- **Task statement**:
Would you print each of the entries below precisely as given?
Provided material Start Marker
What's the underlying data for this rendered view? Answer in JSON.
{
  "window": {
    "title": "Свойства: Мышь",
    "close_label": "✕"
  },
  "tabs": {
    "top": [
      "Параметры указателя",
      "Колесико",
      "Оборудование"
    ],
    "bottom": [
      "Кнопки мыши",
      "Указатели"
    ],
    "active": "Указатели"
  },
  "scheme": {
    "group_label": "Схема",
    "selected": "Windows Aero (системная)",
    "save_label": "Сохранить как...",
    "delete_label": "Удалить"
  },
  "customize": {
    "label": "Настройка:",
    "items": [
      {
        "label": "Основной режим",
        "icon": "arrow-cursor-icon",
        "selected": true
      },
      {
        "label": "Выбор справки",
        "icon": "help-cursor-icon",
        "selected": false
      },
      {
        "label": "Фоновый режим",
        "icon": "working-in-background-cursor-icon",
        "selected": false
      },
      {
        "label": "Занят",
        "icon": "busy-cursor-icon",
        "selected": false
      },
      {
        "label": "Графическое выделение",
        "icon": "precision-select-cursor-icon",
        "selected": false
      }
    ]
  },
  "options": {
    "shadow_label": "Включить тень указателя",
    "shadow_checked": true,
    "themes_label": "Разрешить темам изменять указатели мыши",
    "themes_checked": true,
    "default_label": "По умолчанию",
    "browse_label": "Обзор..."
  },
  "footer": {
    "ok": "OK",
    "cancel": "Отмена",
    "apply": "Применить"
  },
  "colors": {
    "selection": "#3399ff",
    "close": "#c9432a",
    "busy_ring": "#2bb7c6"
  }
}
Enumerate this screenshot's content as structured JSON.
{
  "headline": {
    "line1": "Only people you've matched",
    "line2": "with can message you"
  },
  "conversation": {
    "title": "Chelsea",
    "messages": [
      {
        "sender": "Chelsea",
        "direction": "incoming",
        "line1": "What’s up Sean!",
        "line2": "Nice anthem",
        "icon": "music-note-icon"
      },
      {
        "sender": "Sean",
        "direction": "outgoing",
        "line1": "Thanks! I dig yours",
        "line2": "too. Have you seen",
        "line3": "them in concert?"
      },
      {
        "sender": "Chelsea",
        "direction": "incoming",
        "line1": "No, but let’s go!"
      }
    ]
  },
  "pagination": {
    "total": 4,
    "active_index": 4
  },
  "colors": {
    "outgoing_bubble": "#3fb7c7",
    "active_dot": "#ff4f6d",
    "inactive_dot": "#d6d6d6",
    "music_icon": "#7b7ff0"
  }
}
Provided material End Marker
- **Written reply**:
What's the underlying data for this rendered view? Answer in JSON.
{
  "window": {
    "title": "Свойства: Мышь",
    "close_label": "✕"
  },
  "tabs": {
    "top": [
      "Параметры указателя",
      "Колесико",
      "Оборудование"
    ],
    "bottom": [
      "Кнопки мыши",
      "Указатели"
    ],
    "active": "Указатели"
  },
  "scheme": {
    "group_label": "Схема",
    "selected": "Windows Aero (системная)",
    "save_label": "Сохранить как...",
    "delete_label": "Удалить"
  },
  "customize": {
    "label": "Настройка:",
    "items": [
      {
        "label": "Основной режим",
        "icon": "arrow-cursor-icon",
        "selected": true
      },
      {
        "label": "Выбор справки",
        "icon": "help-cursor-icon",
        "selected": false
      },
      {
        "label": "Фоновый режим",
        "icon": "working-in-background-cursor-icon",
        "selected": false
      },
      {
        "label": "Занят",
        "icon": "busy-cursor-icon",
        "selected": false
      },
      {
        "label": "Графическое выделение",
        "icon": "precision-select-cursor-icon",
        "selected": false
      }
    ]
  },
  "options": {
    "shadow_label": "Включить тень указателя",
    "shadow_checked": true,
    "themes_label": "Разрешить темам изменять указатели мыши",
    "themes_checked": true,
    "default_label": "По умолчанию",
    "browse_label": "Обзор..."
  },
  "footer": {
    "ok": "OK",
    "cancel": "Отмена",
    "apply": "Применить"
  },
  "colors": {
    "selection": "#3399ff",
    "close": "#c9432a",
    "busy_ring": "#2bb7c6"
  }
}
Enumerate this screenshot's content as structured JSON.
{
  "headline": {
    "line1": "Only people you've matched",
    "line2": "with can message you"
  },
  "conversation": {
    "title": "Chelsea",
    "messages": [
      {
        "sender": "Chelsea",
        "direction": "incoming",
        "line1": "What’s up Sean!",
        "line2": "Nice anthem",
        "icon": "music-note-icon"
      },
      {
        "sender": "Sean",
        "direction": "outgoing",
        "line1": "Thanks! I dig yours",
        "line2": "too. Have you seen",
        "line3": "them in concert?"
      },
      {
        "sender": "Chelsea",
        "direction": "incoming",
        "line1": "No, but let’s go!"
      }
    ]
  },
  "pagination": {
    "total": 4,
    "active_index": 4
  },
  "colors": {
    "outgoing_bubble": "#3fb7c7",
    "active_dot": "#ff4f6d",
    "inactive_dot": "#d6d6d6",
    "music_icon": "#7b7ff0"
  }
}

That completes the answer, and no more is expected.